Wait, that’s happened already!
In order to make content marketing work for you, you need to have a strategy to ensure the time spent on producing content is actually going to stand out from the garbage, engage your reader, and ultimately make the most out of the time and resources you’re committing.
Let me give you a brief snapshot of what that content marketing strategy should include:
- Understand your audience. Understand the questions they have about your industry, their pain points and the key selling points. If you analyse your audience well, you will identify a few different specific audiences or personas. Put a name to these personas. Make sure your team understands who they are and as much about them as possible. Your content strategy will now revolve around these personas.
- Examine how your audience prefers to consume content. They may take favor video or love downloading ebooks.
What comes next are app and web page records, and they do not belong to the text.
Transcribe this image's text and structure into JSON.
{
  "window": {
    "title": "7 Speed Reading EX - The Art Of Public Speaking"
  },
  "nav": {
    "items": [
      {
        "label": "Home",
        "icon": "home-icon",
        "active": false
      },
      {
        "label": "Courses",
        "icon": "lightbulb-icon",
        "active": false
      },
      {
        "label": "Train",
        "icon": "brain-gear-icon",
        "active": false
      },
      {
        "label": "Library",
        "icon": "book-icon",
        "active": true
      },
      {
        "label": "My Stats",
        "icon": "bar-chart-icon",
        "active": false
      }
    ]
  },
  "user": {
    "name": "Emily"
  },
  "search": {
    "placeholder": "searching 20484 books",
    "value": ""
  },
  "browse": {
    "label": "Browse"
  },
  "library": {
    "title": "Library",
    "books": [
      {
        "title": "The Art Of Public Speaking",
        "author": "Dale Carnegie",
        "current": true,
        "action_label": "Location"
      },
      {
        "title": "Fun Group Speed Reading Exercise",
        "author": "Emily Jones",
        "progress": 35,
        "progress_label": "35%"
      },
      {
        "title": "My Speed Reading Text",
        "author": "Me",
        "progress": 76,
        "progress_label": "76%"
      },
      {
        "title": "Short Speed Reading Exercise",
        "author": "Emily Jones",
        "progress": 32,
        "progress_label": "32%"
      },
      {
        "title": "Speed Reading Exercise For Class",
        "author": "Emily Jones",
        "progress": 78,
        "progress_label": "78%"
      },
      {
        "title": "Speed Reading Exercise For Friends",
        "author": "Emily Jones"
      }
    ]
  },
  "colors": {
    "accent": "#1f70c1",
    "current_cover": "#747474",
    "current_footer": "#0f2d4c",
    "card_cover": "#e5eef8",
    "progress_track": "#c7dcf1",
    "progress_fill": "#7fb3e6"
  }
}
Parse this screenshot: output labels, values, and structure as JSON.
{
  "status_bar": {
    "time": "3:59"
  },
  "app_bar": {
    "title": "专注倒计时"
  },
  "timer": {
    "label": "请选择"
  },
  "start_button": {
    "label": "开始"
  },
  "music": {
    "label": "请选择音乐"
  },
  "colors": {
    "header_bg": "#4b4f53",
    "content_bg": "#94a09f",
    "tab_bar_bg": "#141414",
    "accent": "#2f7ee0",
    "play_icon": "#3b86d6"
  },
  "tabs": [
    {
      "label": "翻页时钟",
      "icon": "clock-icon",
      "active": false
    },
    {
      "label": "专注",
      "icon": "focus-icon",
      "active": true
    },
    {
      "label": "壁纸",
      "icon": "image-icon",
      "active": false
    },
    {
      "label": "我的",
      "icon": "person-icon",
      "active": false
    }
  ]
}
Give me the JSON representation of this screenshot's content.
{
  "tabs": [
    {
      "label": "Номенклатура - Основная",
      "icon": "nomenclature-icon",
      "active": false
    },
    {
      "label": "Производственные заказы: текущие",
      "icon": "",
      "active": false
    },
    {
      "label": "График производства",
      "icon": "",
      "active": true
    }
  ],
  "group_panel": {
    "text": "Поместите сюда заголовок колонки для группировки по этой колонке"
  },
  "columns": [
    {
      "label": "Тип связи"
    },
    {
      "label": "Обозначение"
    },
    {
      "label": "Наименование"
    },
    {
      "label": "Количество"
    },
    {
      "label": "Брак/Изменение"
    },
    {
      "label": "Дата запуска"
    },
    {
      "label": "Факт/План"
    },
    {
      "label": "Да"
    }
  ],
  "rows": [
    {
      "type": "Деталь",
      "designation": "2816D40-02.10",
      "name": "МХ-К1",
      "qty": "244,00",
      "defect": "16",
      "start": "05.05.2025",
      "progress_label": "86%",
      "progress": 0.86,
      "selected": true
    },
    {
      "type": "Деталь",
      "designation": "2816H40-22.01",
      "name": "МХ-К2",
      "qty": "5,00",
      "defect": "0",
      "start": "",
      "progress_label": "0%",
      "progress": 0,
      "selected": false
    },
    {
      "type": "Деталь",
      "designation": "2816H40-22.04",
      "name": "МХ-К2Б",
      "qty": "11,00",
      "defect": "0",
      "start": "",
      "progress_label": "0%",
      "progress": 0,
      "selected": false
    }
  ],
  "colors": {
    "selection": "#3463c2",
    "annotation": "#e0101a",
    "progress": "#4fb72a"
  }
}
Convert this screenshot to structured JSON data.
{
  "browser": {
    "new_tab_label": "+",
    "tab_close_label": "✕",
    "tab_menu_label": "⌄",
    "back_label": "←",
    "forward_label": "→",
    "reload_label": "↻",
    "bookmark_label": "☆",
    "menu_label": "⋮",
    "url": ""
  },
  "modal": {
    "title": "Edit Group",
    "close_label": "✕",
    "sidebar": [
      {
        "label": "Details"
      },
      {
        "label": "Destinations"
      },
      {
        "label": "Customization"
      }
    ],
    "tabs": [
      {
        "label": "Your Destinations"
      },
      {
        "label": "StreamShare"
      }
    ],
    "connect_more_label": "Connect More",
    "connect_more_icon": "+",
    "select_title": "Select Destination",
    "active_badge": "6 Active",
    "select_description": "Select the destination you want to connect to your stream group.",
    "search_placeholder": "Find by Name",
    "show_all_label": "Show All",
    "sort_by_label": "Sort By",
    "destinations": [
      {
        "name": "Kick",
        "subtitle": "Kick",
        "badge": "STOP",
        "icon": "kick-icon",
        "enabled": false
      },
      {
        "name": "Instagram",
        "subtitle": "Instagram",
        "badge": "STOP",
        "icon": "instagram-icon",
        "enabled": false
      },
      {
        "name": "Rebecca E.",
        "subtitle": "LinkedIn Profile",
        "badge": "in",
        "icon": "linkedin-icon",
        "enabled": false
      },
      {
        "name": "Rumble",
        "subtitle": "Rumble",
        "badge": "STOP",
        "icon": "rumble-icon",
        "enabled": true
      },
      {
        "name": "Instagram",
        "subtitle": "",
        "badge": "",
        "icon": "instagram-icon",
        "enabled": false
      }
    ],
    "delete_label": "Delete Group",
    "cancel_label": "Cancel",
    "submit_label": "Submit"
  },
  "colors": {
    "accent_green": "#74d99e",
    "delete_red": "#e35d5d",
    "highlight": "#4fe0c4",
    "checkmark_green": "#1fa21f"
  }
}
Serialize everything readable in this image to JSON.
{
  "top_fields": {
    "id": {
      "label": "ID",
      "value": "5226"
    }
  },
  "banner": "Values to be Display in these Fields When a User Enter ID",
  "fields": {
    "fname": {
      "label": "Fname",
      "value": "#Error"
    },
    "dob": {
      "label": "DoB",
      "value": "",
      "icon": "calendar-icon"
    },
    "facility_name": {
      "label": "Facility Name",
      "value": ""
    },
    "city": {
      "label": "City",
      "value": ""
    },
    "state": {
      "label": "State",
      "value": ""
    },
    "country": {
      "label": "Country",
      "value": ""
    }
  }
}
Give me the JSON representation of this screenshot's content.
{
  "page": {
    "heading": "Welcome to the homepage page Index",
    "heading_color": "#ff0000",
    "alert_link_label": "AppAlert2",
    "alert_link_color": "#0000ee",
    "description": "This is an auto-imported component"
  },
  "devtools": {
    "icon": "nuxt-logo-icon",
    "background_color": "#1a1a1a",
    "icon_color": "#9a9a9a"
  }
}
Whatever the case may be, your strategy needs to take this into account.
- Determine how you will distribute your content. In most instances, you’ll share it for free. If you’re looking to use this content to engage the traffic you already have on your site, offer a subscribe option. For example: “Get our monthly newsletter and download our free ebook.” Whatever you decide on, make sure you’re providing real value.
Now you have your specific audiences defined, including who they are, what info they’re looking for, and where and how they want to consume it. Now that you have your objective defined, go and produce content for these personas and ensure it’s your site that fulfills their need for information.
But don’t hold back. Wow the reader and make an impact.
Write as if you’re preparing a speech to talk in front of 25,000 people or more, because that’s just how many views your post may get. Provide the most valuable resource on the topic and that blog post might turn into the #1 source of traffic for your site for a long time.